In other words, this book has come none too soon. Written by a retired FBI agent with a happy weakness for thoroughbreds, it combines, in an unlikely but entertaining how-to approach, two of the author’s passions: betting the nags and the Way of Zen. Frederic Donner grew up going to Seattle’s Longacres Race Track (now defunct), and after a quarter-century of trying to beat the odds and achieve inner peace, he’s brought what he learned to the present volume.
Sample lessons: If you see the whites of a horse’s eyes in the paddock, don’t fire, because the horse is scared. Always consider a European grass horse on a soft U.S. turf course. Study the Daily Racing Form religiously. Be cool: don’t whine when you lose or gloat when you cash.

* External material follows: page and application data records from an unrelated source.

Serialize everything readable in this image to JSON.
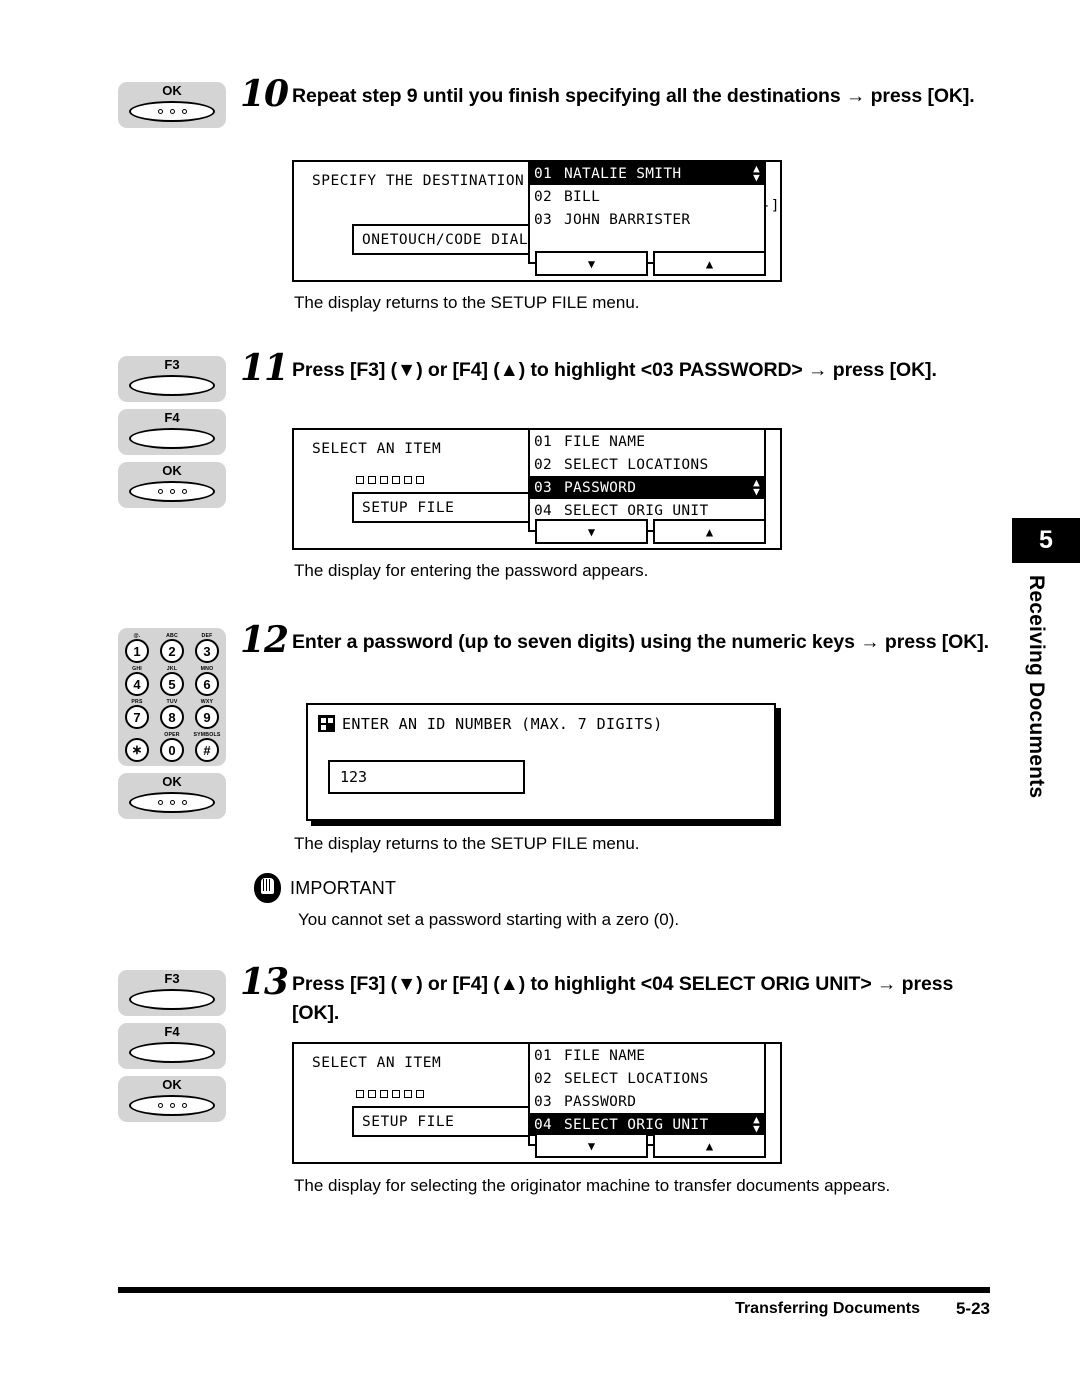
{
  "chapter_tab": {
    "number": "5",
    "title": "Receiving Documents"
  },
  "steps": [
    {
      "number": "10",
      "instruction": "Repeat step 9 until you finish specifying all the destinations → press [OK].",
      "keys": [
        {
          "label": "OK",
          "type": "lens-dots"
        }
      ],
      "caption": "The display returns to the SETUP FILE menu.",
      "lcd": {
        "type": "list",
        "title": "SPECIFY THE DESTINATION",
        "number_field": "No. [----]",
        "left_box": "ONETOUCH/CODE DIAL",
        "show_squares": false,
        "rows": [
          {
            "index": "01",
            "label": "NATALIE SMITH",
            "selected": true
          },
          {
            "index": "02",
            "label": "BILL",
            "selected": false
          },
          {
            "index": "03",
            "label": "JOHN BARRISTER",
            "selected": false
          }
        ],
        "softkeys": [
          "▼",
          "▲"
        ]
      }
    },
    {
      "number": "11",
      "instruction": "Press [F3] (▼) or [F4] (▲) to highlight <03 PASSWORD> → press [OK].",
      "keys": [
        {
          "label": "F3",
          "type": "lens"
        },
        {
          "label": "F4",
          "type": "lens"
        },
        {
          "label": "OK",
          "type": "lens-dots"
        }
      ],
      "caption": "The display for entering the password appears.",
      "lcd": {
        "type": "list",
        "title": "SELECT AN ITEM",
        "number_field": "",
        "left_box": "SETUP FILE",
        "show_squares": true,
        "rows": [
          {
            "index": "01",
            "label": "FILE NAME",
            "selected": false
          },
          {
            "index": "02",
            "label": "SELECT LOCATIONS",
            "selected": false
          },
          {
            "index": "03",
            "label": "PASSWORD",
            "selected": true
          },
          {
            "index": "04",
            "label": "SELECT ORIG UNIT",
            "selected": false
          }
        ],
        "softkeys": [
          "▼",
          "▲"
        ]
      }
    },
    {
      "number": "12",
      "instruction": "Enter a password (up to seven digits) using the numeric keys → press [OK].",
      "keys": [
        {
          "label": "numeric-keypad",
          "type": "numpad"
        },
        {
          "label": "OK",
          "type": "lens-dots"
        }
      ],
      "caption": "The display returns to the SETUP FILE menu.",
      "lcd": {
        "type": "entry",
        "title": "ENTER AN ID NUMBER (MAX. 7 DIGITS)",
        "value": "123"
      }
    },
    {
      "number": "13",
      "instruction": "Press [F3] (▼) or [F4] (▲) to highlight <04 SELECT ORIG UNIT> → press [OK].",
      "keys": [
        {
          "label": "F3",
          "type": "lens"
        },
        {
          "label": "F4",
          "type": "lens"
        },
        {
          "label": "OK",
          "type": "lens-dots"
        }
      ],
      "caption": "The display for selecting the originator machine to transfer documents appears.",
      "lcd": {
        "type": "list",
        "title": "SELECT AN ITEM",
        "number_field": "",
        "left_box": "SETUP FILE",
        "show_squares": true,
        "rows": [
          {
            "index": "01",
            "label": "FILE NAME",
            "selected": false
          },
          {
            "index": "02",
            "label": "SELECT LOCATIONS",
            "selected": false
          },
          {
            "index": "03",
            "label": "PASSWORD",
            "selected": false
          },
          {
            "index": "04",
            "label": "SELECT ORIG UNIT",
            "selected": true
          }
        ],
        "softkeys": [
          "▼",
          "▲"
        ]
      }
    }
  ],
  "numpad_keys": [
    {
      "digit": "1",
      "sub": "@."
    },
    {
      "digit": "2",
      "sub": "ABC"
    },
    {
      "digit": "3",
      "sub": "DEF"
    },
    {
      "digit": "4",
      "sub": "GHI"
    },
    {
      "digit": "5",
      "sub": "JKL"
    },
    {
      "digit": "6",
      "sub": "MNO"
    },
    {
      "digit": "7",
      "sub": "PRS"
    },
    {
      "digit": "8",
      "sub": "TUV"
    },
    {
      "digit": "9",
      "sub": "WXY"
    },
    {
      "digit": "∗",
      "sub": ""
    },
    {
      "digit": "0",
      "sub": "OPER"
    },
    {
      "digit": "#",
      "sub": "SYMBOLS"
    }
  ],
  "important": {
    "title": "IMPORTANT",
    "body": "You cannot set a password starting with a zero (0)."
  },
  "footer": {
    "section_title": "Transferring Documents",
    "page_number": "5-23"
  }
}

And this: race horses, like people, have their own Zen (awakening): that’s why some of them must take the lead, while others run late. As for bipeds with a couple hundred in their pocket, Guru Donner promises: “An enlightenment or awakening will allow us to clearly see through the needless clutter in a race and feel the winner.” Appropriate meditation technique, “centering” the self and a wise betting scheme will do the rest, he seeks to show us, “whether it is the upcoming trifecta or nirvana.”
Most of Donner’s handicapping advice, dispensed in serviceable, gray, textbook prose, is a rehash of old pace, class and trip theories, albeit still useful. Some references are out of date: he writes in the present tense about Bay Meadows Race Track (closed), race riders Pat Day, Eddie Delahoussaye and Jerry Bailey (all retired) and trainer Bobby Frankel (dead). But much of what he says is timeless (he distrusts jockeys; track bias is crucial), and the mystical buoyancy of his Zen-centric views makes this a welcome addition to any contemplative horseplayer’s bookshelf.
Also available in hardcover and ebook.